We have often wondered why so many feminists are so skeptical of, if not downright opposed to, the advocacy of women’s self-defense (such as the latest missive on Everyday Feminism here)–even when we present the data showing how well resisting sexual assault can work, and how life- and culture-changing training in self-defense can be.
Julia Galef’s 2016 TED talk, “Why You Think You’re Right Even if You’re Wrong,” proves insightful here. Julia Galef is a writer with a statistics background and the co-founder the Center for Applied Rationality, a nonprofit organization that helps people improve their reasoning and decision-making, particularly with the aim of addressing global problems. When it comes to decision making, Galef argues that people approach decisions with one of two mindsets: the soldier mindset, or the scout mindset.
These mindsets do not correlate with I.Q., and they are both equally emotionally rooted and equally logical.

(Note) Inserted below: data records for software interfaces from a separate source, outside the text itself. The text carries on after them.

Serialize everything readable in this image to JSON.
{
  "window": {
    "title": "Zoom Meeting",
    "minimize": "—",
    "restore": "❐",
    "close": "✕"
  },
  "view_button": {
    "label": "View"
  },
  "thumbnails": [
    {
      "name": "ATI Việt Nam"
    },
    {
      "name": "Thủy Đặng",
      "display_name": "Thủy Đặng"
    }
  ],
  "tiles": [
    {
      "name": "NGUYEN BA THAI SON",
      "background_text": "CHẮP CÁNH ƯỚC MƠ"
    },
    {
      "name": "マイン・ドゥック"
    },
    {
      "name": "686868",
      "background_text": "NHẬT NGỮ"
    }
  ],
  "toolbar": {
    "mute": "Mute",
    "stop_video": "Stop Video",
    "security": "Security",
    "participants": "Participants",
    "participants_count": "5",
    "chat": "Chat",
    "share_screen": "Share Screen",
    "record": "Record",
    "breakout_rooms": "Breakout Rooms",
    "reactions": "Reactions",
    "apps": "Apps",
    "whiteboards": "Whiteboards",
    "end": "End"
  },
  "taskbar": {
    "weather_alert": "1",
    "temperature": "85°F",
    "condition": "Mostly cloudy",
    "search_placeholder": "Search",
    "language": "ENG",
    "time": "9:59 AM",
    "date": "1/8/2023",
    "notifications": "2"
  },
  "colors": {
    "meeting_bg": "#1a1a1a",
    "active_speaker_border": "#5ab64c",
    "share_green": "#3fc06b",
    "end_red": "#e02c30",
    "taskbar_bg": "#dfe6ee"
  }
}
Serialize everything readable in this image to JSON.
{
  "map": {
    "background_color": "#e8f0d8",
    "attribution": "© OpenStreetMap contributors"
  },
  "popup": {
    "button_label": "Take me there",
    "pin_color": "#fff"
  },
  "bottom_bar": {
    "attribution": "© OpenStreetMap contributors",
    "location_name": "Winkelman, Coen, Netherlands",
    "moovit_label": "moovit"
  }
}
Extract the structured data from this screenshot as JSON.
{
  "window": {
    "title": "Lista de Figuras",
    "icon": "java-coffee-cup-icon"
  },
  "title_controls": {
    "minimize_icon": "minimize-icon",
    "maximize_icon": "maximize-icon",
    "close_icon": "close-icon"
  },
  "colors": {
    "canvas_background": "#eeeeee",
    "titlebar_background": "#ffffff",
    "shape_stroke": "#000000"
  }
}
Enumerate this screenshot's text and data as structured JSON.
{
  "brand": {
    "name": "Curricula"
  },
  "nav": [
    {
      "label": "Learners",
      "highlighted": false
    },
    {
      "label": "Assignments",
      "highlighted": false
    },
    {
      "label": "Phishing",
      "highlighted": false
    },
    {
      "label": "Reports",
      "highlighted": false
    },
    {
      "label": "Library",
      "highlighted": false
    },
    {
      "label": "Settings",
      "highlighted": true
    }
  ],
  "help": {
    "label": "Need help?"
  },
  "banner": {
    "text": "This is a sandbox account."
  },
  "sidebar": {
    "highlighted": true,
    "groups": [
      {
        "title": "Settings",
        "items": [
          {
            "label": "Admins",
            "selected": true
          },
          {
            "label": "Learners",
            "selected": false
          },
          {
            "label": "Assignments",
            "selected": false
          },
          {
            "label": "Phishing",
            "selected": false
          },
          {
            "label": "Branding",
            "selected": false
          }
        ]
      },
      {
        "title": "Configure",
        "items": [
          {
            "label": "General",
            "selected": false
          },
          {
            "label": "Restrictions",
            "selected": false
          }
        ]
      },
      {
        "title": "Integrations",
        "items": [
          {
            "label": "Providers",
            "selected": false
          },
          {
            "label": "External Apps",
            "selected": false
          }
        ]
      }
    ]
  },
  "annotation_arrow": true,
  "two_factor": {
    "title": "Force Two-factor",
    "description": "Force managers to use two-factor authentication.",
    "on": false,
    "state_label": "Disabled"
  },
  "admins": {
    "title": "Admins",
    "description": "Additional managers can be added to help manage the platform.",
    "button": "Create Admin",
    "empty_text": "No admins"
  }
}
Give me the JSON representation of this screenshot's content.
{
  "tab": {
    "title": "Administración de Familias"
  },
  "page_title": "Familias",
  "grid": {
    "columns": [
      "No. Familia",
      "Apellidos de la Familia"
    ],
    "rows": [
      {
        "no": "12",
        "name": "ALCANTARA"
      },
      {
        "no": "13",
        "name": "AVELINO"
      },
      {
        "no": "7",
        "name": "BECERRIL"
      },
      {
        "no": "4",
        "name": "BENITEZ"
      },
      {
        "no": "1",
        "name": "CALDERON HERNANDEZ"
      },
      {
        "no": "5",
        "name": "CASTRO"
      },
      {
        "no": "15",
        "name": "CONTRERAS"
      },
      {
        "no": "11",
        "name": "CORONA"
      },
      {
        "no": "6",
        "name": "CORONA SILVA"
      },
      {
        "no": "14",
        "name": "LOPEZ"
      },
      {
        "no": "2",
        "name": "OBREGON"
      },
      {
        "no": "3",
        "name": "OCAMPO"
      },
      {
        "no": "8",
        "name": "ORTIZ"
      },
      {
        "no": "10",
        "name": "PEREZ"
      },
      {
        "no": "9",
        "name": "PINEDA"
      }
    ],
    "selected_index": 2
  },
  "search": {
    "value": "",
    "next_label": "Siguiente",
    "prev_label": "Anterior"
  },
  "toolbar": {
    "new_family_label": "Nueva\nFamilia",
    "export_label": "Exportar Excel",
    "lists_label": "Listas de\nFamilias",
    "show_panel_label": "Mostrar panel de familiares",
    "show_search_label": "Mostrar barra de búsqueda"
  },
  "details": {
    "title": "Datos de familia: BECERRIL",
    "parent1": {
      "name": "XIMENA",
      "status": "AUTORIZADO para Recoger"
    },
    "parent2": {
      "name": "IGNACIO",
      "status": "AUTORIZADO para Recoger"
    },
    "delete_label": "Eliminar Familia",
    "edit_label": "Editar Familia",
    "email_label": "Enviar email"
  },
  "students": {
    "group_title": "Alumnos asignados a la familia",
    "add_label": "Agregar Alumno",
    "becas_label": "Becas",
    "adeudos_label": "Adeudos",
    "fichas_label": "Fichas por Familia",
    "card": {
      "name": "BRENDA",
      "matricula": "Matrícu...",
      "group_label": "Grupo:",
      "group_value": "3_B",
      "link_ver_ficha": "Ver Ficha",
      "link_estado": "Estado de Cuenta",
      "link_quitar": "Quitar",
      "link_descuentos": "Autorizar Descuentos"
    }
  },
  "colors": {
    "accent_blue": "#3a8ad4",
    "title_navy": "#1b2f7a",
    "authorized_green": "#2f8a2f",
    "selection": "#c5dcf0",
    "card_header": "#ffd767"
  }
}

The difference is that those with the soldier mindset make a decision and stick it out, while those with the scout mindset feel curious, and are open to being wrong. For the scouts, their sense of self-worth is not tied to being right or wrong about any particular topic. Soldiers, on the other hand, yearn to defend their own beliefs and would feel ashamed of being wrong. Scouts feel proud when they notice they might have been wrong about something, feeling intrigued rather than defensive.
When it comes to self-defense, it appears that many feminists–like many people, in general–have the soldier mindset. They want to march forward with a single plan. The idea that the solution to sexual assault is only to educate men about how to stop assaulting, and then to encourage women to report those who have not stopped doing so, thereby showing men, through legal punishment, that we won’t tolerate it. Stepping in to suggest that we could constructively teach women boundary setting skills, awareness, and verbal and physical self-defense skills disrupts the path on which the soldiers have been marching.
Let’s be scouts. Let’s be curious about exploring multiple paths to end sexual assault and the rape culture that supports it. Let’s acknowledge women’s capacity for agency, choice, and action. Let’s examine what really works to thwart assault, what really works to empower women, what really works to get men to stop sexually assaulting, and what really works to change the rape culture. Let’s embrace self-defense.